Gene-expression reporter assays bridge bioinformatics data with gene-specific bioassays to monitor effects of ligands, compounds, antibodies, siRNAs, miRNAs, and peptides on gene expression. In cell culture, they provide for bench top or high throughput screening applicable to gene regulation, pathway discovery, target validation, drug discovery, and cellular target efficacy. Used in vivo with whole animal imaging, they provide for temporal and quantitative analysis of drug delivery and in vivo target efficacy. The most commonly used reporter-gene assays place an easily monitored reporter gene such as a fluorescent protein or luciferase downstream to cloned promoter and transcriptional regulatory elements. In an exogenous reporter, the vector is introduced into recipient cells where expression proceeds either transiently, or after "random" and stable integration into the genome. Exogenous reporter-gene assays are highly unpredictable, and often incapable of indexing gene expression to known regulatory agents. They can provide erroneous data and mislead research investigations, thereby costing time, expense and unrealized discovery and development opportunities. In contrast, in an endogenous reporter, reporter genes are introduced at their normal chromosomal locus where native promoters, regulatory elements, local chromosomal modifications and micro-RNA regulatory sequences are utilized to reliably and accurately index gene regulation. However, very few endogenous human gene- expression reporter cell assays are available and sensitivity limits accurate monitoring of many genes. Compounding this, current gene trapping and gene targeting methods for producing assays require large investments in resources, time, and cost, making them unattainable for most laboratories. In phase I studies, we propose to combine Xactagen's prior research advances in reporter cell sensitivity with innovative methods to mass produce, store and retrieve endogenous, human gene expression reporter cells. Our hypothesis is that we will have extensive gene coverage, sensitivity to monitor expression of even poorly expressed genes, reliable responses to known gene regulators, and the ability to retrieve specific reporter cells from our libraries for delivery to researchers within 4-6 weeks of ordering.

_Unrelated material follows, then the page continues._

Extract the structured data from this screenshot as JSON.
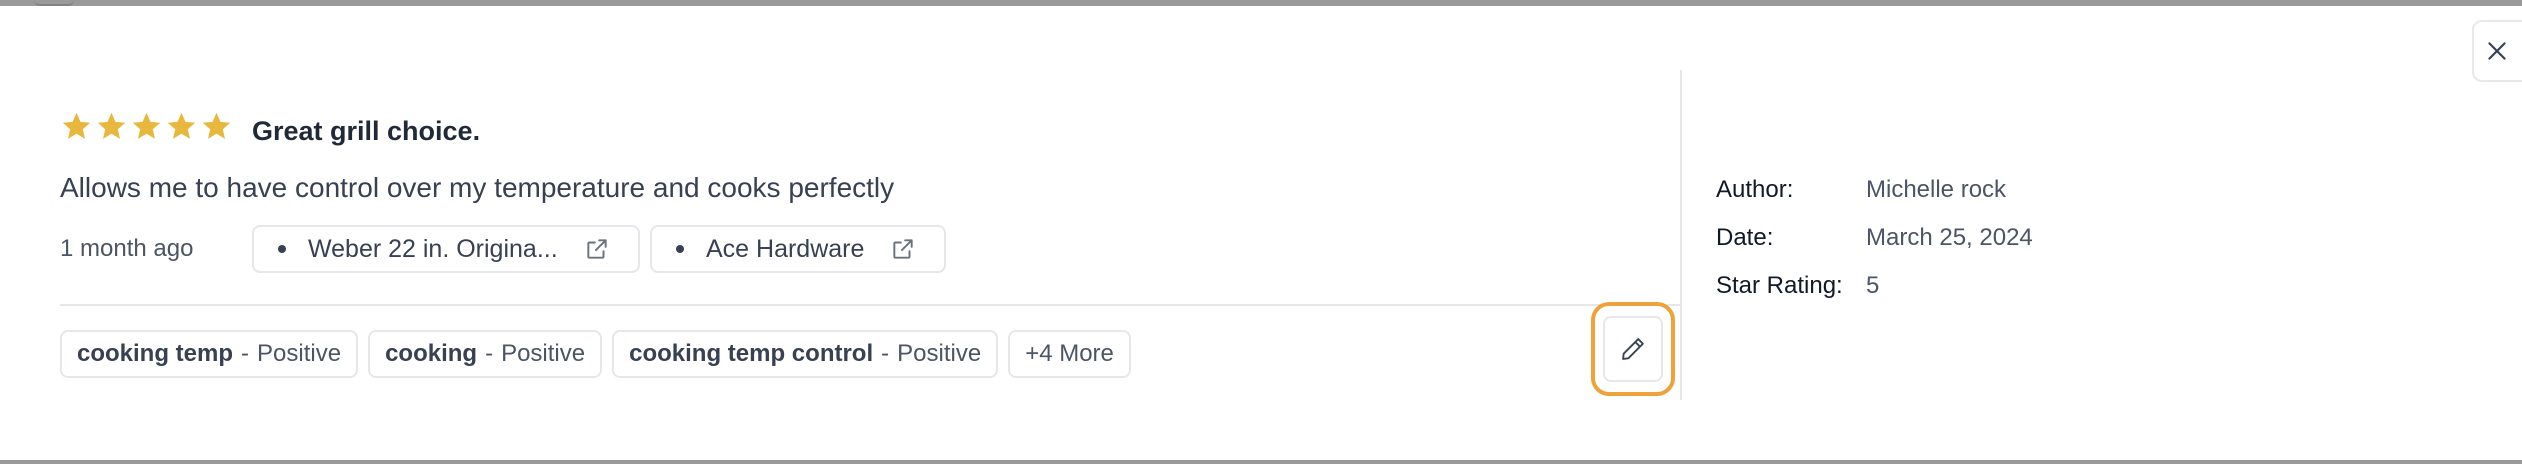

Our specific aims are: (1) Generate a pilot library of 19,200 arrayed gene-trapped reporter cells (NIH-H292 human mucoepidermoid carcinoma cell line), (2) Identify vector insertion sites, and characterize gene/transcription unit representation, and (3) Retrieve 10 endogenous reporter cells and verify functionality. This innovative research provides for cost-effective and highly expedited production of human endogenous gene expression reporter cell libraries in weeks as opposed to years. As a result, more researchers will have access to endogenous human reporter cells and will be able to focus on cell culture and in vivo applications, rather than on production. Additionally, researchers can avoid exogenous reporter cells with their unpredictable indexing of gene expression. Ultimately, scientists will make more viable research and medical discoveries in less time and at far less cost.

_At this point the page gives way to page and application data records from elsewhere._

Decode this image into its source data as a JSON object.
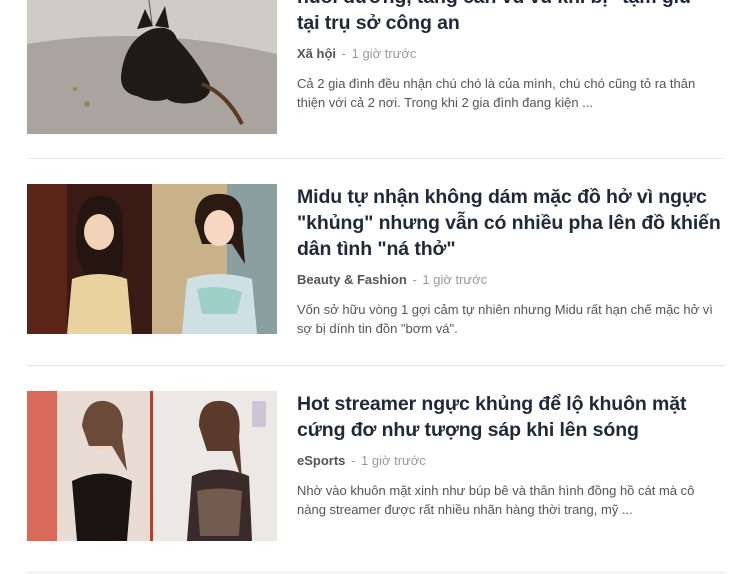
{
  "articles": [
    {
      "title": "nuôi dưỡng, tăng cân vù vù khi bị \"tạm giữ\" tại trụ sở công an",
      "category": "Xã hội",
      "time": "1 giờ trước",
      "excerpt": "Cả 2 gia đình đều nhận chú chó là của mình, chú chó cũng tỏ ra thân thiện với cả 2 nơi. Trong khi 2 gia đình đang kiện ..."
    },
    {
      "title": "Midu tự nhận không dám mặc đồ hở vì ngực \"khủng\" nhưng vẫn có nhiều pha lên đồ khiến dân tình \"ná thở\"",
      "category": "Beauty & Fashion",
      "time": "1 giờ trước",
      "excerpt": "Vốn sở hữu vòng 1 gợi cảm tự nhiên nhưng Midu rất hạn chế mặc hở vì sợ bị dính tin đồn \"bơm vá\"."
    },
    {
      "title": "Hot streamer ngực khủng để lộ khuôn mặt cứng đơ như tượng sáp khi lên sóng",
      "category": "eSports",
      "time": "1 giờ trước",
      "excerpt": "Nhờ vào khuôn mặt xinh như búp bê và thân hình đồng hồ cát mà cô nàng streamer được rất nhiều nhãn hàng thời trang, mỹ ..."
    }
  ],
  "separator": "-",
  "colors": {
    "title": "#1f2937",
    "category": "#555555",
    "time": "#999999",
    "divider": "#e8e8e8"
  }
}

Current methods for production of endogenous gene expression reporter cells are laborious and cost- prohibitive. The ultimate goal of this research i to provide cost-effective and highly expedited production of human endogenous reporter cell libraries - in weeks as opposed to years. Hundreds of thousands of readily available, highly sensitive, easy to use, and affordable gene expression reporter cells produced in diverse human cell lines and stem cells are expected to increase productivity of scientific research and drug discovery.